Try it
Scan the records below and copy every line that contains the string "title".
*** Records for this exercise
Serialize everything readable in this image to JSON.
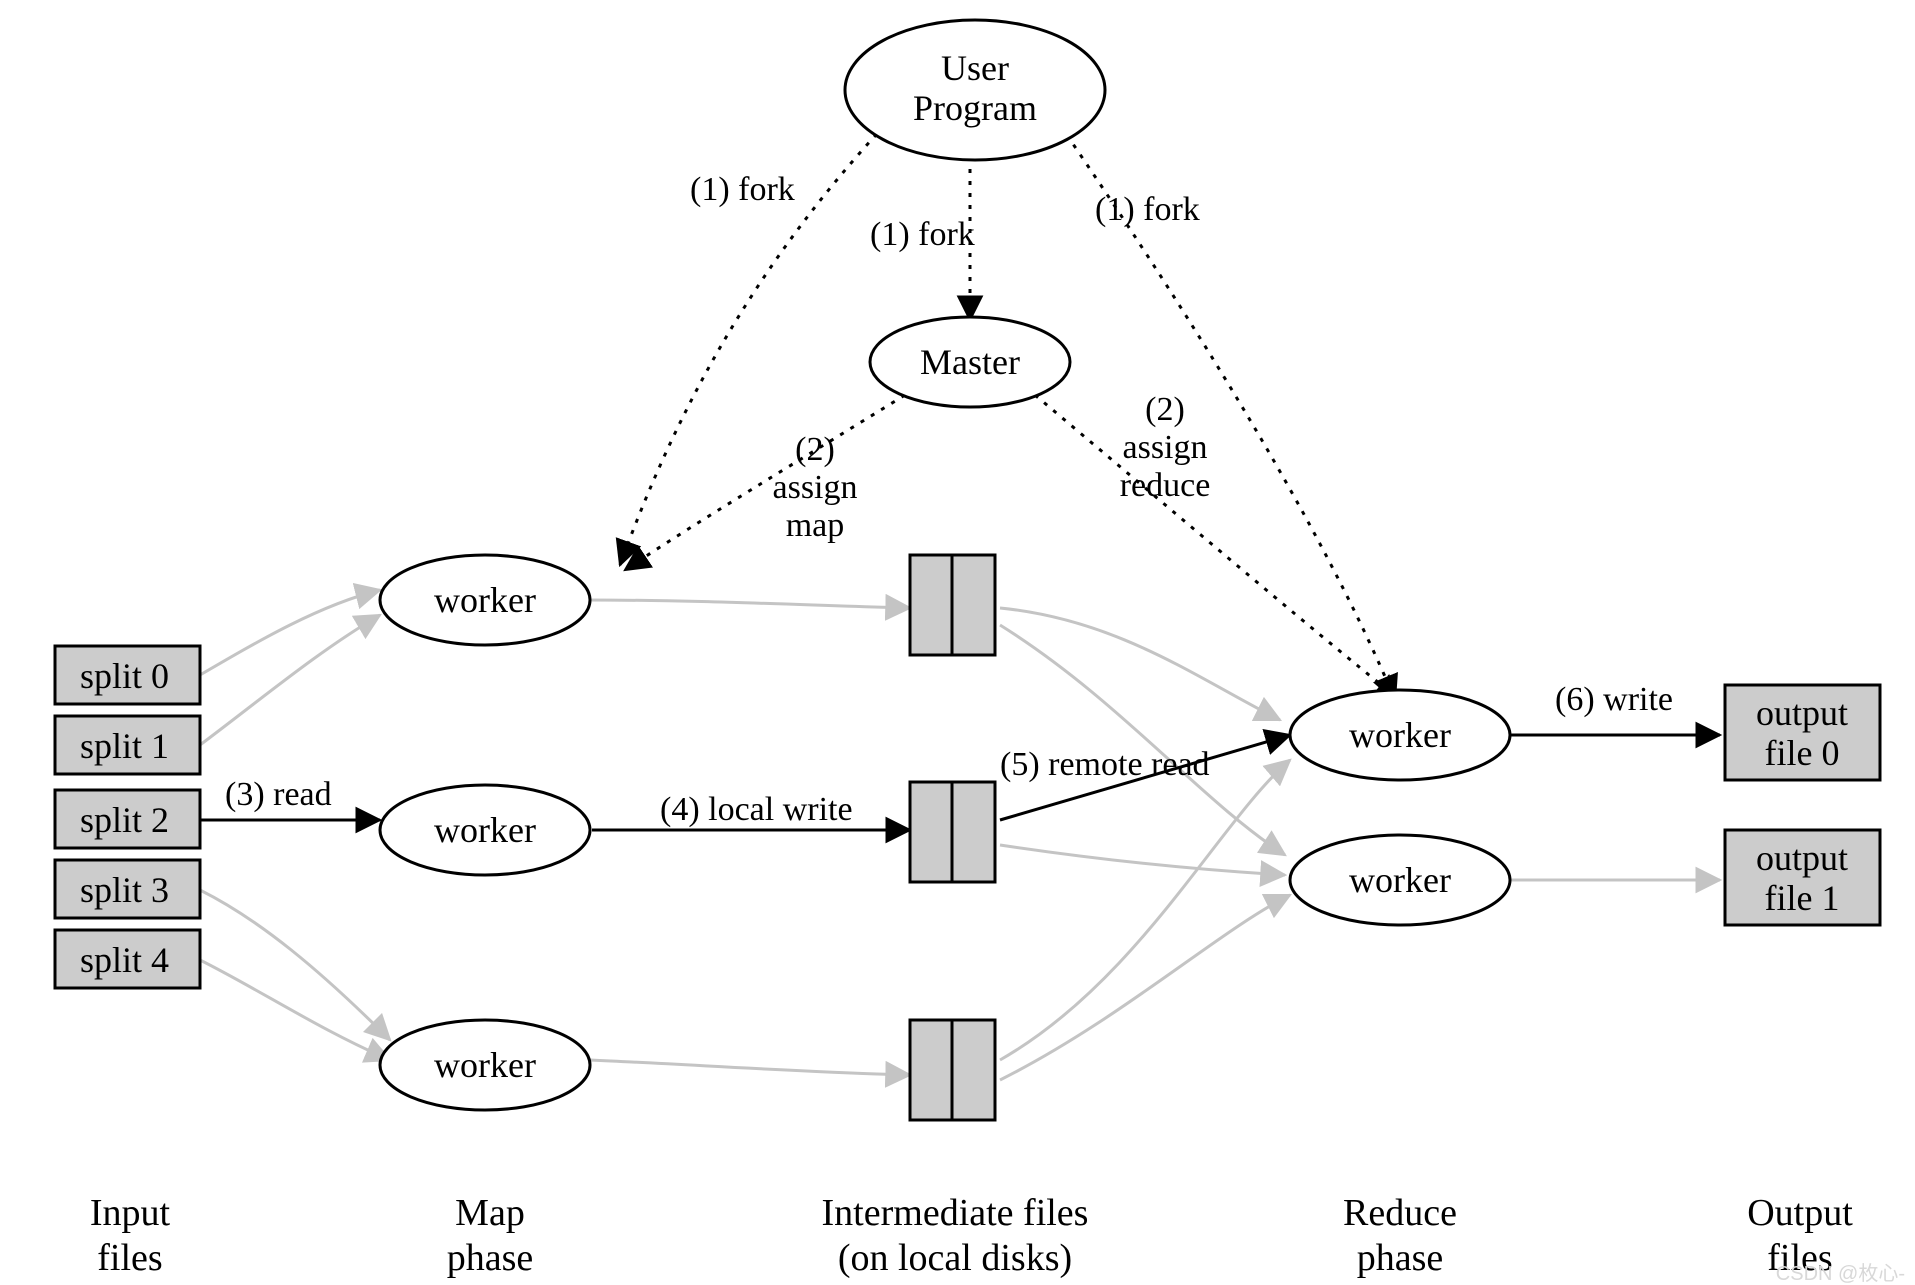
{
  "nodes": {
    "user_program": {
      "line1": "User",
      "line2": "Program"
    },
    "master": "Master",
    "map_worker_0": "worker",
    "map_worker_1": "worker",
    "map_worker_2": "worker",
    "reduce_worker_0": "worker",
    "reduce_worker_1": "worker",
    "split_0": "split 0",
    "split_1": "split 1",
    "split_2": "split 2",
    "split_3": "split 3",
    "split_4": "split 4",
    "output_0": {
      "line1": "output",
      "line2": "file 0"
    },
    "output_1": {
      "line1": "output",
      "line2": "file 1"
    }
  },
  "edges": {
    "fork_left": "(1) fork",
    "fork_mid": "(1) fork",
    "fork_right": "(1) fork",
    "assign_map": {
      "line1": "(2)",
      "line2": "assign",
      "line3": "map"
    },
    "assign_reduce": {
      "line1": "(2)",
      "line2": "assign",
      "line3": "reduce"
    },
    "read": "(3) read",
    "local_write": "(4) local write",
    "remote_read": "(5) remote read",
    "write": "(6) write"
  },
  "captions": {
    "input": {
      "line1": "Input",
      "line2": "files"
    },
    "map": {
      "line1": "Map",
      "line2": "phase"
    },
    "intermediate": {
      "line1": "Intermediate files",
      "line2": "(on local disks)"
    },
    "reduce": {
      "line1": "Reduce",
      "line2": "phase"
    },
    "output": {
      "line1": "Output",
      "line2": "files"
    }
  },
  "watermark": "CSDN @枚心-",
  "colors": {
    "box_fill": "#cccccc",
    "stroke": "#000000",
    "light": "#c4c4c4"
  }
}
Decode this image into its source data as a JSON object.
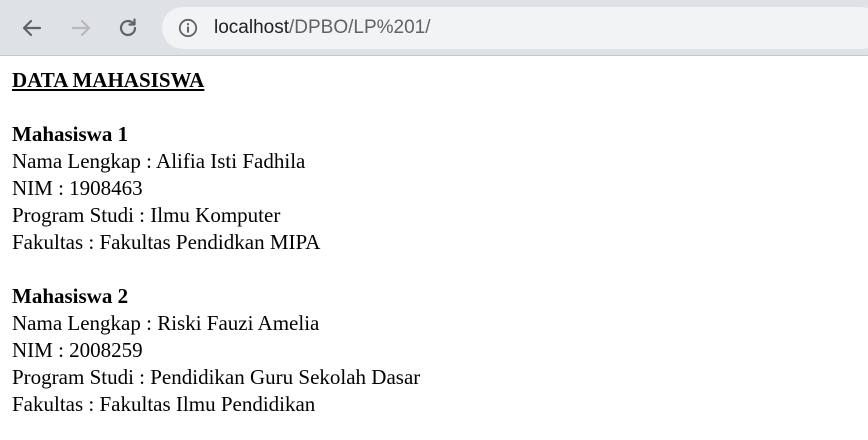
{
  "browser": {
    "url_host": "localhost",
    "url_path": "/DPBO/LP%201/",
    "icons": {
      "back": "arrow-left-icon",
      "forward": "arrow-right-icon",
      "reload": "reload-icon",
      "info": "info-icon"
    }
  },
  "page": {
    "heading": "DATA MAHASISWA",
    "students": [
      {
        "title": "Mahasiswa 1",
        "name_line": "Nama Lengkap : Alifia Isti Fadhila",
        "nim_line": "NIM : 1908463",
        "prodi_line": "Program Studi : Ilmu Komputer",
        "fakultas_line": "Fakultas : Fakultas Pendidkan MIPA"
      },
      {
        "title": "Mahasiswa 2",
        "name_line": "Nama Lengkap : Riski Fauzi Amelia",
        "nim_line": "NIM : 2008259",
        "prodi_line": "Program Studi : Pendidikan Guru Sekolah Dasar",
        "fakultas_line": "Fakultas : Fakultas Ilmu Pendidikan"
      }
    ]
  }
}
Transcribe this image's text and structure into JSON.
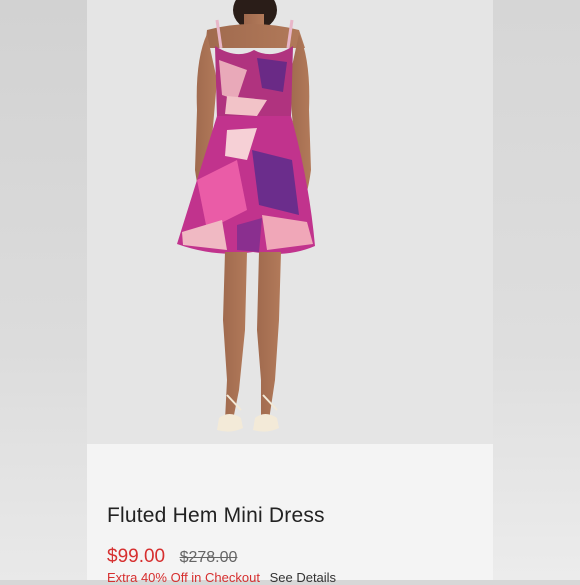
{
  "product": {
    "title": "Fluted Hem Mini Dress",
    "sale_price": "$99.00",
    "original_price": "$278.00",
    "promo_text": "Extra 40% Off in Checkout",
    "details_link": "See Details"
  },
  "colors": {
    "sale": "#d62f2f",
    "image_background": "#e5e5e5",
    "panel_background": "#f4f4f4"
  }
}
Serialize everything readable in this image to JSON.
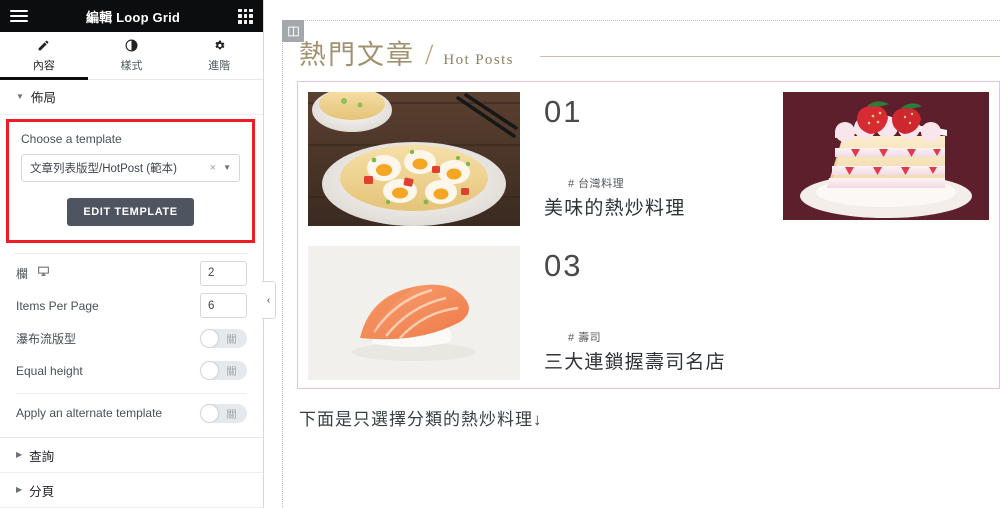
{
  "panel": {
    "header": {
      "menu_icon": "hamburger-icon",
      "title": "編輯 Loop Grid",
      "apps_icon": "grid-apps-icon"
    },
    "tabs": [
      {
        "label": "內容",
        "icon": "pencil-icon",
        "active": true
      },
      {
        "label": "樣式",
        "icon": "half-circle-icon",
        "active": false
      },
      {
        "label": "進階",
        "icon": "gear-icon",
        "active": false
      }
    ],
    "sections": [
      {
        "label": "佈局",
        "expanded": true
      },
      {
        "label": "查詢",
        "expanded": false
      },
      {
        "label": "分頁",
        "expanded": false
      }
    ],
    "template_group": {
      "highlight_color": "#ee1c24",
      "choose_label": "Choose a template",
      "selected_template": "文章列表版型/HotPost (範本)",
      "clear_icon": "×",
      "dropdown_icon": "▼",
      "edit_button": "EDIT TEMPLATE"
    },
    "controls": [
      {
        "label": "欄",
        "icon": "desktop-icon",
        "type": "number",
        "value": "2"
      },
      {
        "label": "Items Per Page",
        "icon": "",
        "type": "number",
        "value": "6"
      },
      {
        "label": "瀑布流版型",
        "icon": "",
        "type": "switch",
        "value": "關"
      },
      {
        "label": "Equal height",
        "icon": "",
        "type": "switch",
        "value": "關"
      },
      {
        "label": "Apply an alternate template",
        "icon": "",
        "type": "switch",
        "value": "關"
      }
    ],
    "collapse_handle": "‹"
  },
  "preview": {
    "widget_handle_icon": "columns-layout-icon",
    "heading": {
      "zh": "熱門文章",
      "separator": "/",
      "en": "Hot Posts",
      "rule_color": "#c9c0ab",
      "text_color": "#a2916f"
    },
    "grid_border_color": "#e4c2e0",
    "posts": [
      {
        "number": "01",
        "tag": "# 台灣料理",
        "title": "美味的熱炒料理",
        "thumb": "fried-rice-with-egg-photo"
      },
      {
        "number": "03",
        "tag": "# 壽司",
        "title": "三大連鎖握壽司名店",
        "thumb": "salmon-nigiri-sushi-photo"
      }
    ],
    "side_image": "strawberry-shortcake-photo",
    "footer_note": "下面是只選擇分類的熱炒料理↓"
  }
}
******
Result of the task
        "title": "Mahasiswa 1",
        "title": "Mahasiswa 2",
    "title": "Fluted Hem Mini Dress",
      "title": "編輯 Loop Grid",
        "title": "美味的熱炒料理",
        "title": "三大連鎖握壽司名店",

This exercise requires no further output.